     On Sunday, March 2, 2014, the Civil War Fortification Study Group visited Fort Davis as one of the closing events of their annual meeting, at Petersburg. Mr. Lowe recounted his journey to verify this image, which piqued your blog host's interest. The resultant "then and now" comparison is one of the most intriguing that I have created, due to the eye opening changes that time has wrought on the works. Erosion has taken a profound toll on the parapet. Several bombproofs are virtually erased, save for small, protruding mounds along the interior wall. A diagonal, parados traverse, seen at left, has suffered damage from machinery clear-cutting the interior of the fort, and is currently covered by new-growth trees. Fort Davis is not part of the Petersburg National Battlefield, but is maintained by the City of Petersburg. Click on images for larger viewing.
 Sometime in 1865, photographer unknown.
 March 2, 2014, photograph by John Cummings
Diagram of Fort Davis by Union engineer, Nathaniel Michler.
Notice the diagonal, parados traverse through the center.
2007 aerial view from Google Earth. Notice the parados traverse.
 Looking in the same general direction as the then and now comparison,
 this view was taken from outside the surrounding ditch, below the parapet.
Photograph by John Cummings. 
View looking roughly north from inside the fort, across the sally port, 
toward the former Jerusalem Plank Road. Photograph by John Cummings.

Below, you will find an overlay that moves between the two images, provided by friend and fellow blogger, John Banks, of John Banks' Civil War Blog.
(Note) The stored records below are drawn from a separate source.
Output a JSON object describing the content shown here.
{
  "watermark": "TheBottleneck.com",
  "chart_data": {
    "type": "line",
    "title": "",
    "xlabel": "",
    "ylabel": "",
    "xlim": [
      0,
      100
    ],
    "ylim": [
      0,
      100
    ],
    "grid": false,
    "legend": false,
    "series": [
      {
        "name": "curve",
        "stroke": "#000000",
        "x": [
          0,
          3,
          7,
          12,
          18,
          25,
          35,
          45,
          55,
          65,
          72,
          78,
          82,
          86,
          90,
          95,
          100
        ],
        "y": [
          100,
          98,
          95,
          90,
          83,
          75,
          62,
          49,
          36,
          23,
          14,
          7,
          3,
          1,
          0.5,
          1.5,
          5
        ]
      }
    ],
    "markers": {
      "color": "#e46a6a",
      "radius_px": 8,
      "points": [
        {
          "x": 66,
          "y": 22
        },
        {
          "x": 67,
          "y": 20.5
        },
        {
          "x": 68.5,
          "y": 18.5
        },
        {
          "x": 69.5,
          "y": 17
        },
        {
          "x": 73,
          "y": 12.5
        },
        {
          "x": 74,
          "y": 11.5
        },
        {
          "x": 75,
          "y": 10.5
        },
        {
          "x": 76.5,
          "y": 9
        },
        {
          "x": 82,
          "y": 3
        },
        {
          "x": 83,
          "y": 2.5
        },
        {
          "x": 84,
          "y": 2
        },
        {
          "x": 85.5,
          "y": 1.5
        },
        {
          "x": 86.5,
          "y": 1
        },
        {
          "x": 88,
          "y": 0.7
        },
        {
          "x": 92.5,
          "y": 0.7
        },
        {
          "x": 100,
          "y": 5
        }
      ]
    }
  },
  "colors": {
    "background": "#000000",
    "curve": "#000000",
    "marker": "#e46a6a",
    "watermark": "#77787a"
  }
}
Place your cursor over the top image and move back and forth from the "then" to the "now" images.